I feel less ambiguity about this book than about Discipleship. It is well worth reading, even if its unfinished state is annoying, not only because so many chapters stop in the middle of the discussion (did he get bored? Did he feel that the argument he was making was failing of going in the wrong direction? In some cases I suspect the latter) but because he seems to work on a number of different positions that in some ways are very different from each other. In other words, he seems to develop his case as he writes, but since he never got around to editing it all together, we get different stages in that development, which is hard to handle unless you want to so a really in depth study.
What I see as the great value of the book is that Bonhoeffer is very good att pointing out the relevant aspects of a theme, in a way that helps me think about things in a way that makes ”secular” influencese more obvious in my thinking. At the same time, however, a times he seems to loose touch with ”reality” and ends up creating, for example, a quite hypothetical account of the way Church and Government are related.

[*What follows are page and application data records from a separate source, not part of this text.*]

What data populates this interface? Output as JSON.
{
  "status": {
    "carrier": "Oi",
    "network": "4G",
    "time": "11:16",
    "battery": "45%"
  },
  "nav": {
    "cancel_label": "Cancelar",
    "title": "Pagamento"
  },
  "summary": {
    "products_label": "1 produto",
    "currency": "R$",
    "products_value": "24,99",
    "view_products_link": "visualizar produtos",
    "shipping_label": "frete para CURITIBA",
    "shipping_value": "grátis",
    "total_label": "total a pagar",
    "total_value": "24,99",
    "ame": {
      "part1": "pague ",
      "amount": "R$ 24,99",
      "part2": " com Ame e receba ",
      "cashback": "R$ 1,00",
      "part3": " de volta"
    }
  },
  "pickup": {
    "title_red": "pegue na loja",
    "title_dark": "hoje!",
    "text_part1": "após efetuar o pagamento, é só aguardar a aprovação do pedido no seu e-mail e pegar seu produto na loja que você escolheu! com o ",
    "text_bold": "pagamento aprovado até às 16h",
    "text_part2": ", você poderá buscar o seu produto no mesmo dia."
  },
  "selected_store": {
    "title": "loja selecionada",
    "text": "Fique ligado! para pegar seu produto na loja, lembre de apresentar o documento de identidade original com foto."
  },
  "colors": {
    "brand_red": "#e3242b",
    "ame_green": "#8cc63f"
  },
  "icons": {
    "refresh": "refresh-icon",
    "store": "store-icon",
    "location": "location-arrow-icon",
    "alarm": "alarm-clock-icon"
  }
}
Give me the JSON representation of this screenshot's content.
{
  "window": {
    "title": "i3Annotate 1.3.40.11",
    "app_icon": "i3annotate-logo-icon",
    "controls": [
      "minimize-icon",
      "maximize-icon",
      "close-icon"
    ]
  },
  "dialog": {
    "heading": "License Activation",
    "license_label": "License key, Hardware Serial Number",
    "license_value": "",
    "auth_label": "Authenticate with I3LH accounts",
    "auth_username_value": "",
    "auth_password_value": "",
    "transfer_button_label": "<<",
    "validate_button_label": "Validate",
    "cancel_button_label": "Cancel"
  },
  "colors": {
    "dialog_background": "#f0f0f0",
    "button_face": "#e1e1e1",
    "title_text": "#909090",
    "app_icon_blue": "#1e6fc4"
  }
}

I also finds his notion of ”mandates” strangely rigid. Here his ”lutheranism” becomes a problem IMO. I simply don’t see these four mandates – labour, marriage, government and church – as so clearly biblical as Bonhoeffer does. Why these four? I think there is a lot more to think about here, and frankly I do not find the bible as tidy in this respect as Bonhoeffer seems to do. That said, what he has to say about these for is mostly interesting and worth attending to.